When I was 14, I was hit by a car. I suffered a badly broken pelvis; so bad, in fact, that I had to be ambulanced out from my hometown hospital to the top-notch Hospital for Sick Children in Toronto. There, they did nothing in the end that the local general couldn't also have done: kept me on bed rest mostly, with the maximum legal dosage of Demerol to keep me from screaming the rafters down. (You ain't had pain till you've had bone pain; and you ain't had bone pain till you've had a comminuted pelvic fracture consisting of four tiny splinters poking up into the pelvic basin at a crazy angle. Believe me, it's a treat.) Oh, and X-rays: tons of those. Almost one every day for the entire 2 1/2 weeks I was incarcerated...er, hospitalized. They monitored me for internal injuries, too; they needn't have bothered, since I could have told them just by the nature of the pain that my innards were intact, it was my damn BONES they should've worried about.
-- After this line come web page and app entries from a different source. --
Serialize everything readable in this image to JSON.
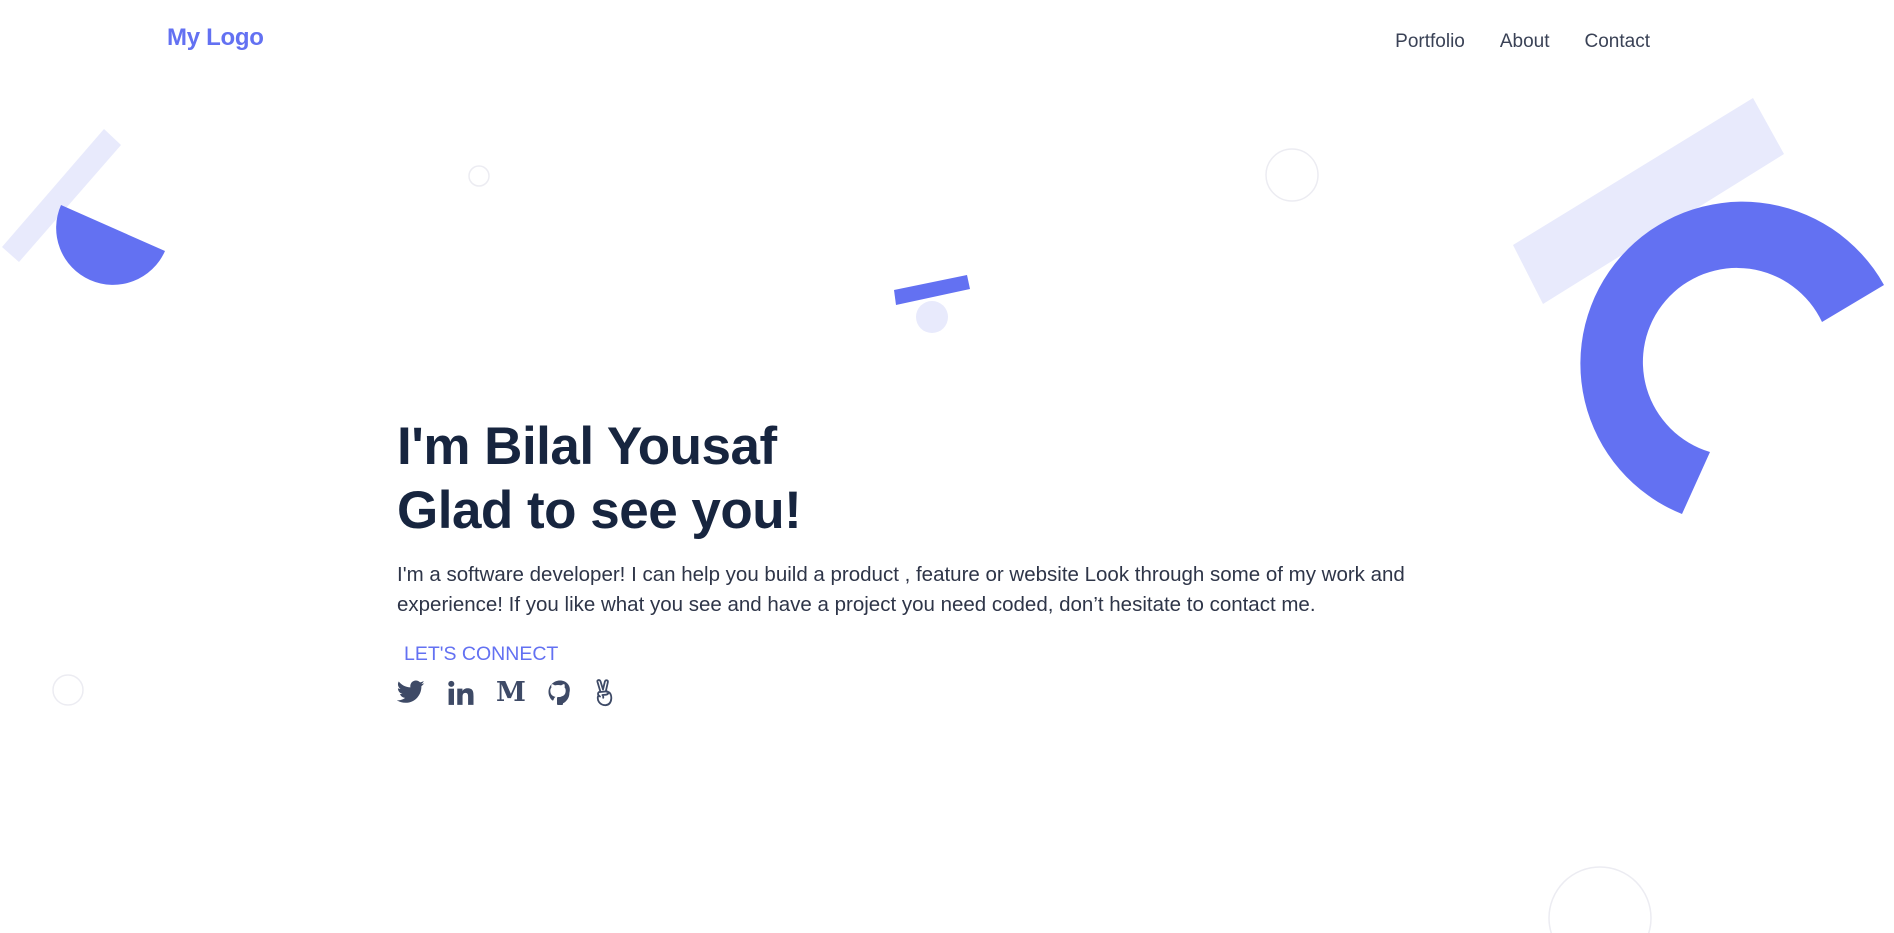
{
  "header": {
    "logo": "My Logo",
    "nav": [
      "Portfolio",
      "About",
      "Contact"
    ]
  },
  "hero": {
    "line1": "I'm Bilal Yousaf",
    "line2": "Glad to see you!",
    "description": "I'm a software developer! I can help you build a product , feature or website Look through some of my work and experience! If you like what you see and have a project you need coded, don’t hesitate to contact me.",
    "cta": "LET'S CONNECT",
    "medium_glyph": "M"
  },
  "social_icons": [
    "twitter-icon",
    "linkedin-icon",
    "medium-icon",
    "github-icon",
    "angellist-icon"
  ],
  "colors": {
    "accent": "#6371f2",
    "accent_light": "#e8eafc",
    "heading": "#17253f",
    "body_text": "#2e3548",
    "nav_text": "#3a4256",
    "icon": "#3e4a66",
    "circle_outline": "#ececf2"
  }
}
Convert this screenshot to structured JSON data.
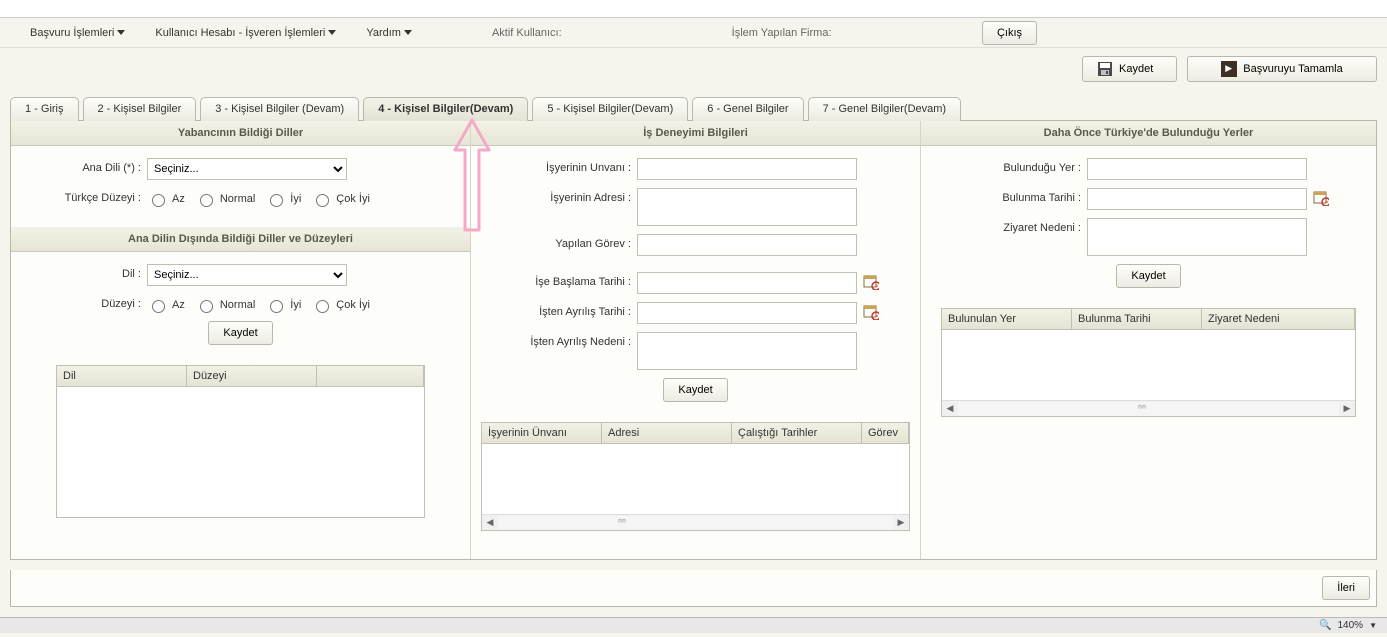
{
  "menubar": {
    "items": [
      "Başvuru İşlemleri",
      "Kullanıcı Hesabı - İşveren İşlemleri",
      "Yardım"
    ],
    "active_user_label": "Aktif Kullanıcı:",
    "firm_label": "İşlem Yapılan Firma:",
    "logout": "Çıkış"
  },
  "actions": {
    "save": "Kaydet",
    "complete": "Başvuruyu Tamamla"
  },
  "tabs": [
    "1 - Giriş",
    "2 - Kişisel Bilgiler",
    "3 - Kişisel Bilgiler (Devam)",
    "4 - Kişisel Bilgiler(Devam)",
    "5 - Kişisel Bilgiler(Devam)",
    "6 - Genel Bilgiler",
    "7 - Genel Bilgiler(Devam)"
  ],
  "active_tab_index": 3,
  "col1": {
    "section1_title": "Yabancının Bildiği Diller",
    "native_lang_label": "Ana Dili (*) :",
    "select_placeholder": "Seçiniz...",
    "turkish_level_label": "Türkçe Düzeyi :",
    "levels": [
      "Az",
      "Normal",
      "İyi",
      "Çok İyi"
    ],
    "section2_title": "Ana Dilin Dışında Bildiği Diller ve Düzeyleri",
    "lang_label": "Dil :",
    "level_label": "Düzeyi :",
    "save_btn": "Kaydet",
    "grid_cols": [
      "Dil",
      "Düzeyi",
      ""
    ]
  },
  "col2": {
    "title": "İş Deneyimi Bilgileri",
    "company_name": "İşyerinin Unvanı :",
    "company_addr": "İşyerinin Adresi :",
    "role": "Yapılan Görev :",
    "start_date": "İşe Başlama Tarihi :",
    "end_date": "İşten Ayrılış Tarihi :",
    "leave_reason": "İşten Ayrılış Nedeni :",
    "save_btn": "Kaydet",
    "grid_cols": [
      "İşyerinin Ünvanı",
      "Adresi",
      "Çalıştığı Tarihler",
      "Görev"
    ]
  },
  "col3": {
    "title": "Daha Önce Türkiye'de Bulunduğu Yerler",
    "place": "Bulunduğu Yer :",
    "date": "Bulunma Tarihi :",
    "reason": "Ziyaret Nedeni :",
    "save_btn": "Kaydet",
    "grid_cols": [
      "Bulunulan Yer",
      "Bulunma Tarihi",
      "Ziyaret Nedeni"
    ]
  },
  "footer": {
    "next": "İleri"
  },
  "status": {
    "zoom": "140%"
  }
}
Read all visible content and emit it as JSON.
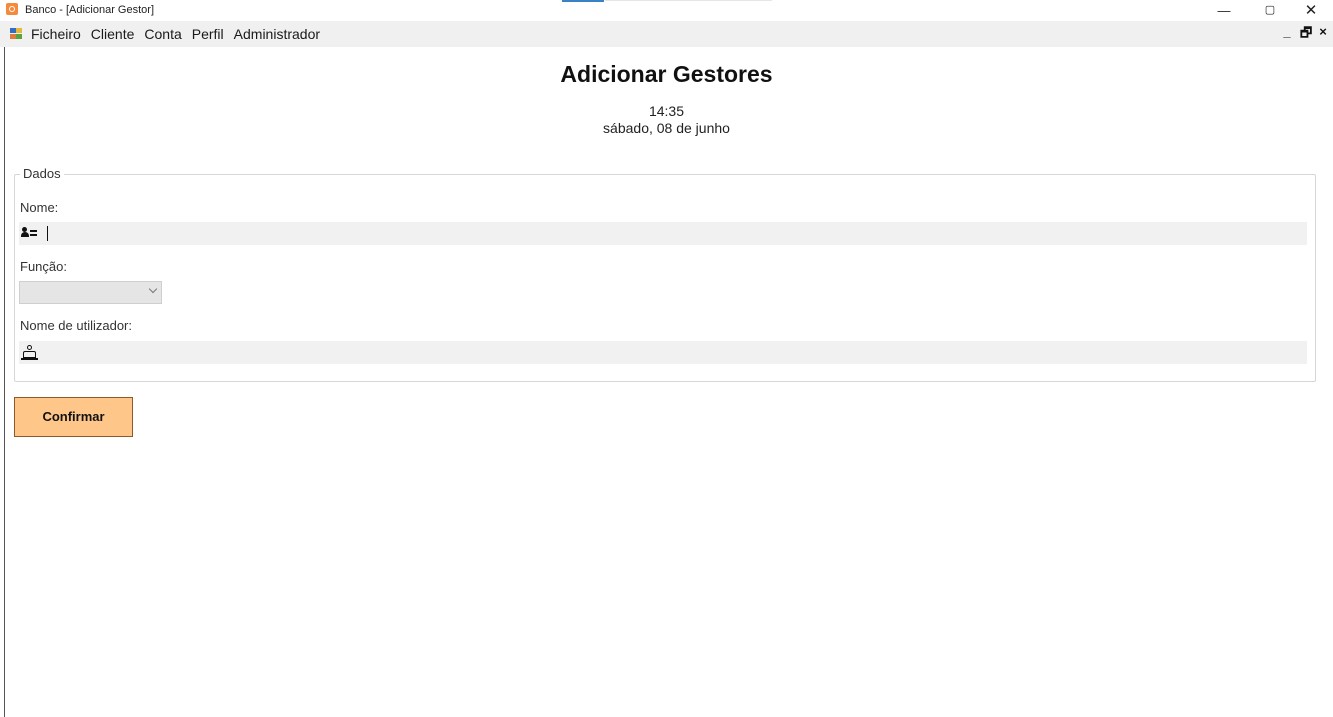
{
  "window": {
    "title": "Banco - [Adicionar Gestor]",
    "controls": {
      "minimize": "—",
      "maximize": "▢",
      "close": "✕"
    }
  },
  "menu": {
    "items": [
      {
        "label": "Ficheiro"
      },
      {
        "label": "Cliente"
      },
      {
        "label": "Conta"
      },
      {
        "label": "Perfil"
      },
      {
        "label": "Administrador"
      }
    ],
    "mdi_controls": {
      "minimize": "_",
      "restore": "🗗",
      "close": "×"
    }
  },
  "page": {
    "title": "Adicionar Gestores",
    "time": "14:35",
    "date": "sábado, 08 de junho"
  },
  "group": {
    "legend": "Dados",
    "fields": {
      "nome": {
        "label": "Nome:",
        "value": "",
        "icon": "user-card-icon"
      },
      "funcao": {
        "label": "Função:",
        "selected": "",
        "icon": "chevron-down-icon"
      },
      "utilizador": {
        "label": "Nome de utilizador:",
        "value": "",
        "icon": "stamp-icon"
      }
    }
  },
  "actions": {
    "confirm_label": "Confirmar"
  },
  "colors": {
    "button_bg": "#ffc68a",
    "button_border": "#8a5a2a",
    "input_bg": "#f1f1f1",
    "menubar_bg": "#f0f0f0",
    "app_icon": "#f58a3c"
  }
}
In the end, my damn bones kept me coming back for follow-up CAT scans.

And that's where David Suzuki comes in.

I was at the hospital a year or two later, accompanied by my parents, waiting to be CAT-scanned. While we were in the lobby, waiting in front of Information to be directed to the appropriate department, Suzuki came in with his camera crew in tow. I recognized his face right off; I'd seen enough episodes of The Nature of Things, which is an absolutely FASCINATING show (and not just because its host is daring and fit enough to appear in nude photos at an age when most people are retired and look it.) Even if I hadn't loved science, that show alone would have made me love it. It's as gentle, persuasive and informative as an hour-long show can get.

Anyhow, I must have been unable to hide my gawking, because he caught my eye, smiled and waved. I grinned like the adolescent geek I was, and waved back. He was the first really-truly famous person I'd ever seen in the flesh.

And hey howdy! Now I'm grinning like a geek all over again--because I'm seeing him in the flesh all over again.

Thank you, Dr. Suzuki.